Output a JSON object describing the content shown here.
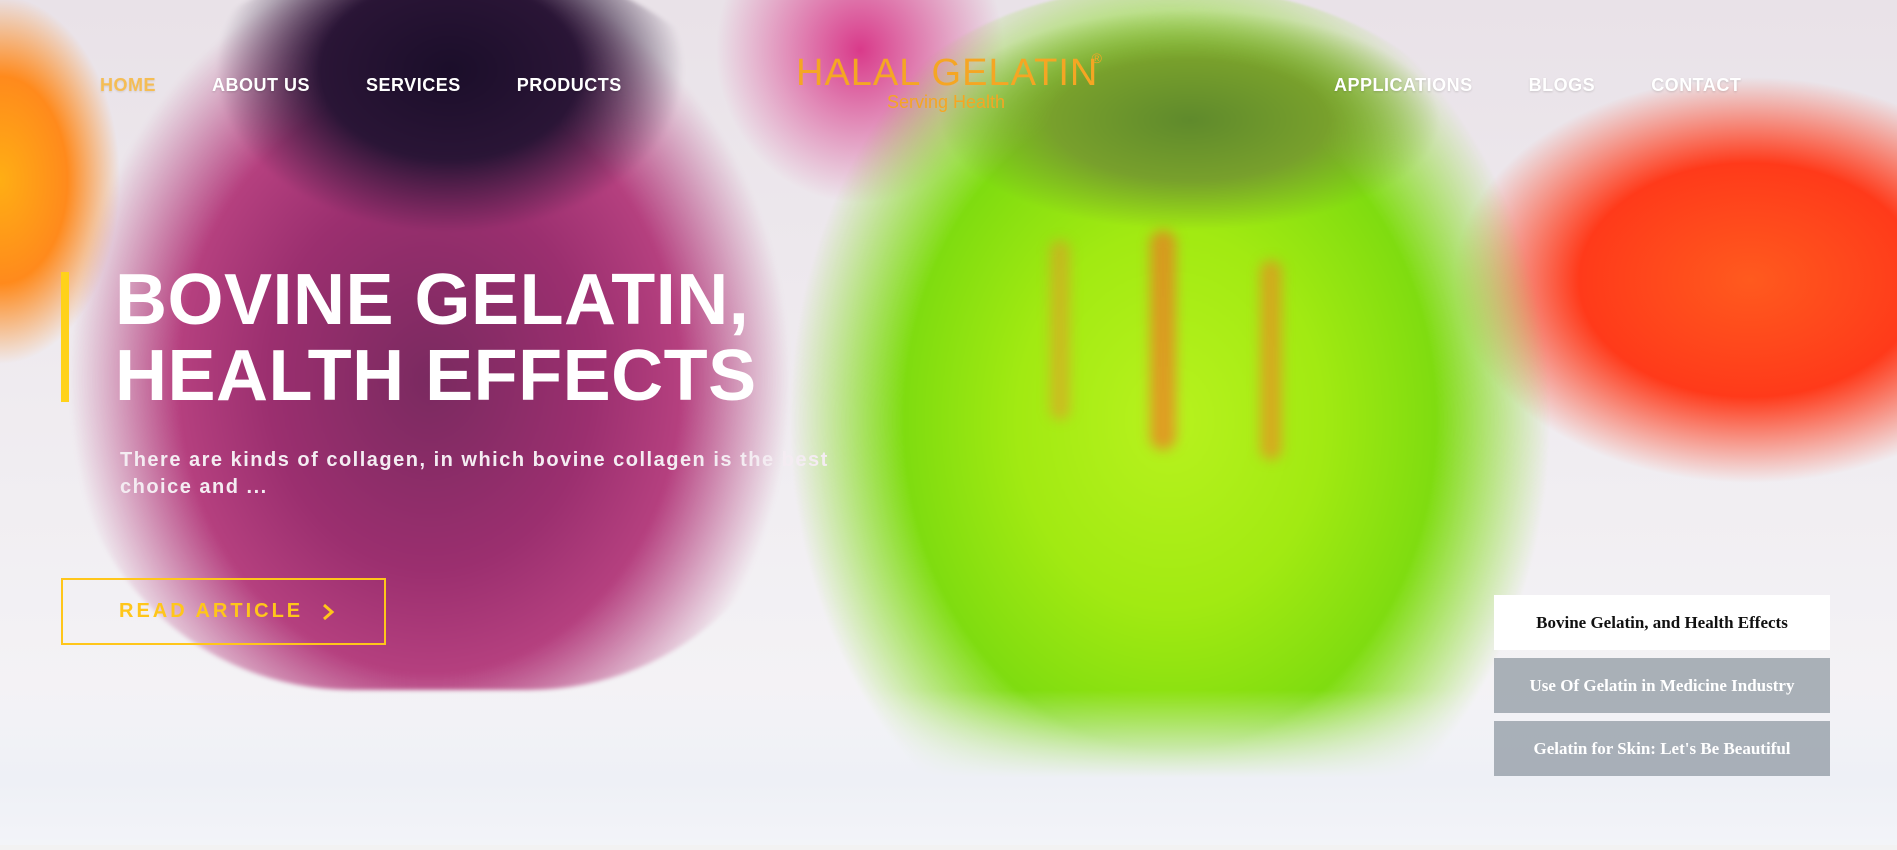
{
  "nav": {
    "left": [
      {
        "label": "HOME",
        "active": true
      },
      {
        "label": "ABOUT US",
        "active": false
      },
      {
        "label": "SERVICES",
        "active": false
      },
      {
        "label": "PRODUCTS",
        "active": false
      }
    ],
    "right": [
      {
        "label": "APPLICATIONS",
        "active": false
      },
      {
        "label": "BLOGS",
        "active": false
      },
      {
        "label": "CONTACT",
        "active": false
      }
    ]
  },
  "logo": {
    "word": "HALAL GELATIN",
    "registered": "®",
    "tagline": "Serving Health",
    "color": "#f5a623"
  },
  "hero": {
    "headline_line1": "BOVINE GELATIN,",
    "headline_line2": "HEALTH EFFECTS",
    "subtext": "There are kinds of collagen, in which bovine collagen is the best choice and ...",
    "button_label": "READ ARTICLE",
    "accent_color": "#ffd21a"
  },
  "slides": [
    {
      "label": "Bovine Gelatin, and Health Effects",
      "active": true
    },
    {
      "label": "Use Of Gelatin in Medicine Industry",
      "active": false
    },
    {
      "label": "Gelatin for Skin: Let's Be Beautiful",
      "active": false
    }
  ],
  "icons": {
    "button_arrow": "chevron-right-icon"
  }
}
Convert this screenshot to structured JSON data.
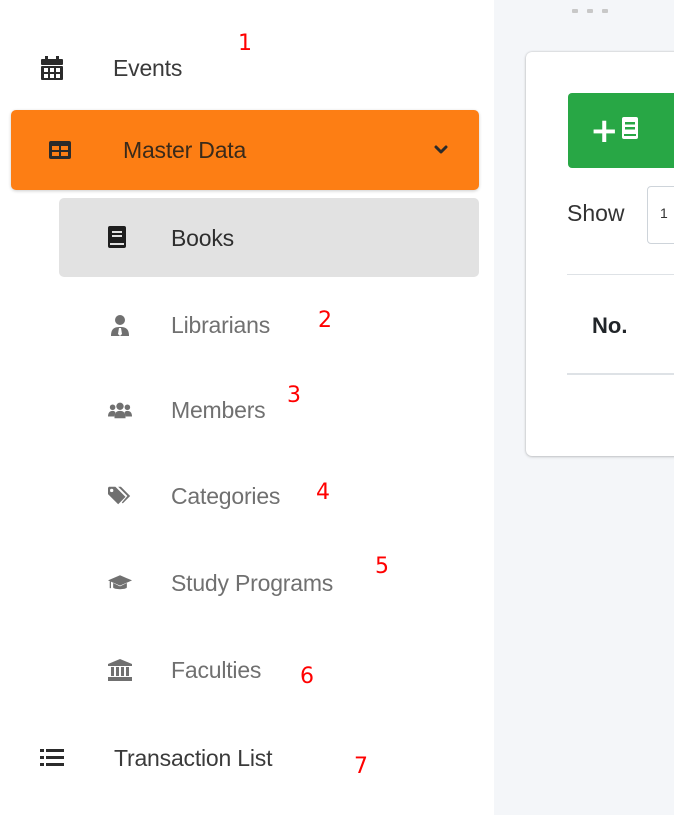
{
  "sidebar": {
    "events_label": "Events",
    "master_data_label": "Master Data",
    "sub_items": [
      {
        "label": "Books",
        "icon": "book-icon"
      },
      {
        "label": "Librarians",
        "icon": "user-tie-icon"
      },
      {
        "label": "Members",
        "icon": "users-icon"
      },
      {
        "label": "Categories",
        "icon": "tags-icon"
      },
      {
        "label": "Study Programs",
        "icon": "graduation-cap-icon"
      },
      {
        "label": "Faculties",
        "icon": "university-icon"
      }
    ],
    "transaction_list_label": "Transaction List",
    "active_color": "#fd7e14",
    "selected_bg": "#e2e2e2"
  },
  "annotations": [
    "1",
    "2",
    "3",
    "4",
    "5",
    "6",
    "7"
  ],
  "content": {
    "show_label": "Show",
    "show_value": "1",
    "table_header_no": "No.",
    "add_button_color": "#28a745"
  }
}
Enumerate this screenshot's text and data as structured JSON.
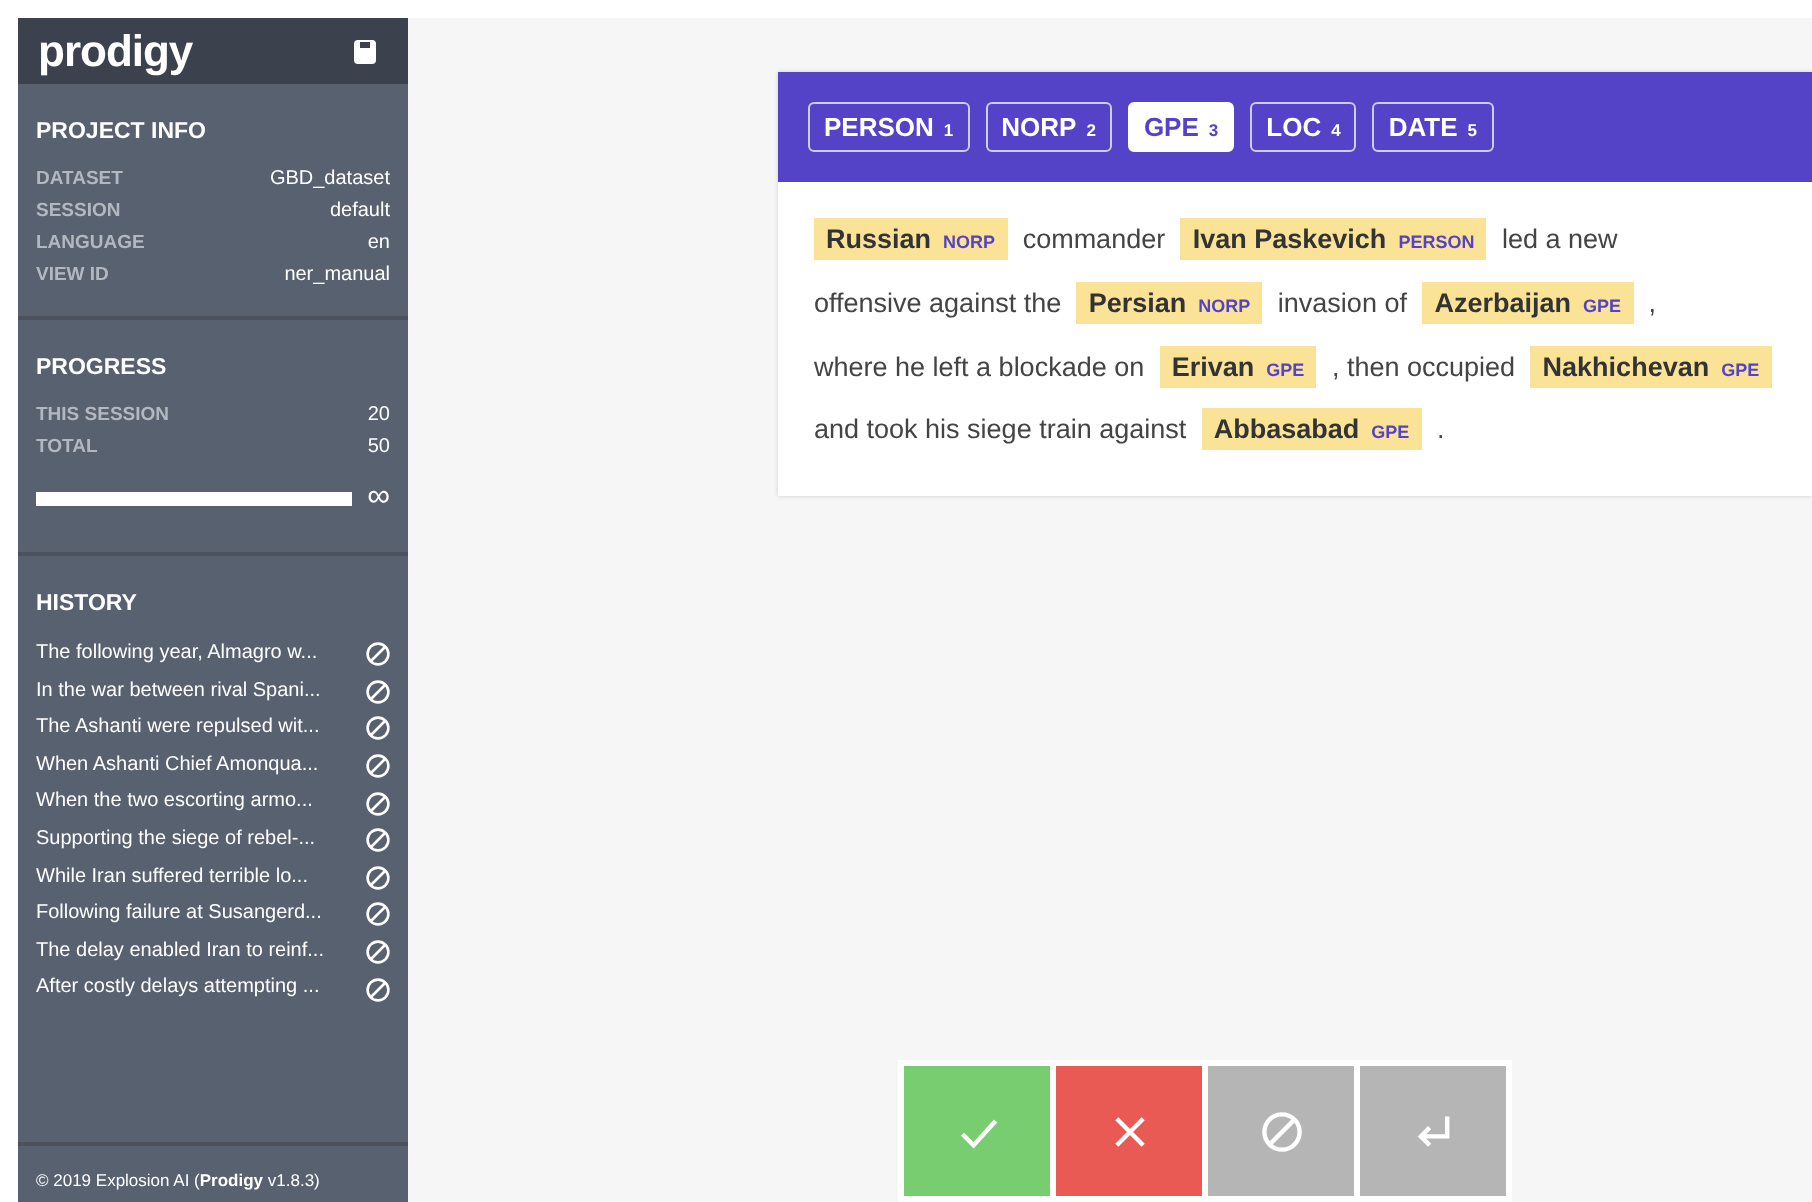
{
  "sidebar": {
    "logo": "prodigy",
    "project_info": {
      "title": "PROJECT INFO",
      "rows": [
        {
          "label": "DATASET",
          "value": "GBD_dataset"
        },
        {
          "label": "SESSION",
          "value": "default"
        },
        {
          "label": "LANGUAGE",
          "value": "en"
        },
        {
          "label": "VIEW ID",
          "value": "ner_manual"
        }
      ]
    },
    "progress": {
      "title": "PROGRESS",
      "rows": [
        {
          "label": "THIS SESSION",
          "value": "20"
        },
        {
          "label": "TOTAL",
          "value": "50"
        }
      ],
      "level": 1,
      "total_symbol": "∞"
    },
    "history": {
      "title": "HISTORY",
      "items": [
        {
          "text": "The following year, Almagro w..."
        },
        {
          "text": "In the war between rival Spani..."
        },
        {
          "text": "The Ashanti were repulsed wit..."
        },
        {
          "text": "When Ashanti Chief Amonqua..."
        },
        {
          "text": "When the two escorting armo..."
        },
        {
          "text": "Supporting the siege of rebel-..."
        },
        {
          "text": "While Iran suffered terrible lo..."
        },
        {
          "text": "Following failure at Susangerd..."
        },
        {
          "text": "The delay enabled Iran to reinf..."
        },
        {
          "text": "After costly delays attempting ..."
        }
      ]
    },
    "footer": "© 2019 Explosion AI   (**Prodigy** v1.8.3)"
  },
  "labels": [
    {
      "label": "PERSON",
      "key": "1",
      "selected": false
    },
    {
      "label": "NORP",
      "key": "2",
      "selected": false
    },
    {
      "label": "GPE",
      "key": "3",
      "selected": true
    },
    {
      "label": "LOC",
      "key": "4",
      "selected": false
    },
    {
      "label": "DATE",
      "key": "5",
      "selected": false
    }
  ],
  "tokens": [
    {
      "kind": "entity",
      "text": "Russian",
      "label": "NORP"
    },
    {
      "kind": "text",
      "text": "commander"
    },
    {
      "kind": "entity",
      "text": "Ivan Paskevich",
      "label": "PERSON"
    },
    {
      "kind": "text",
      "text": "led a new"
    },
    {
      "kind": "text",
      "text": "offensive against the"
    },
    {
      "kind": "entity",
      "text": "Persian",
      "label": "NORP"
    },
    {
      "kind": "text",
      "text": "invasion of"
    },
    {
      "kind": "entity",
      "text": "Azerbaijan",
      "label": "GPE"
    },
    {
      "kind": "text",
      "text": ","
    },
    {
      "kind": "text",
      "text": "where he left a blockade on"
    },
    {
      "kind": "entity",
      "text": "Erivan",
      "label": "GPE"
    },
    {
      "kind": "text",
      "text": ", then occupied"
    },
    {
      "kind": "entity",
      "text": "Nakhichevan",
      "label": "GPE"
    },
    {
      "kind": "text",
      "text": "and took his siege train against"
    },
    {
      "kind": "entity",
      "text": "Abbasabad",
      "label": "GPE"
    },
    {
      "kind": "text",
      "text": "."
    }
  ],
  "actions": [
    {
      "kind": "accept"
    },
    {
      "kind": "reject"
    },
    {
      "kind": "ignore"
    },
    {
      "kind": "undo"
    }
  ]
}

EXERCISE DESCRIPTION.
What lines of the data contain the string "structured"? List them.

YOUR SOLUTION.
Convert this screenshot to structured JSON data.
Enumerate this screenshot's text and data as structured JSON.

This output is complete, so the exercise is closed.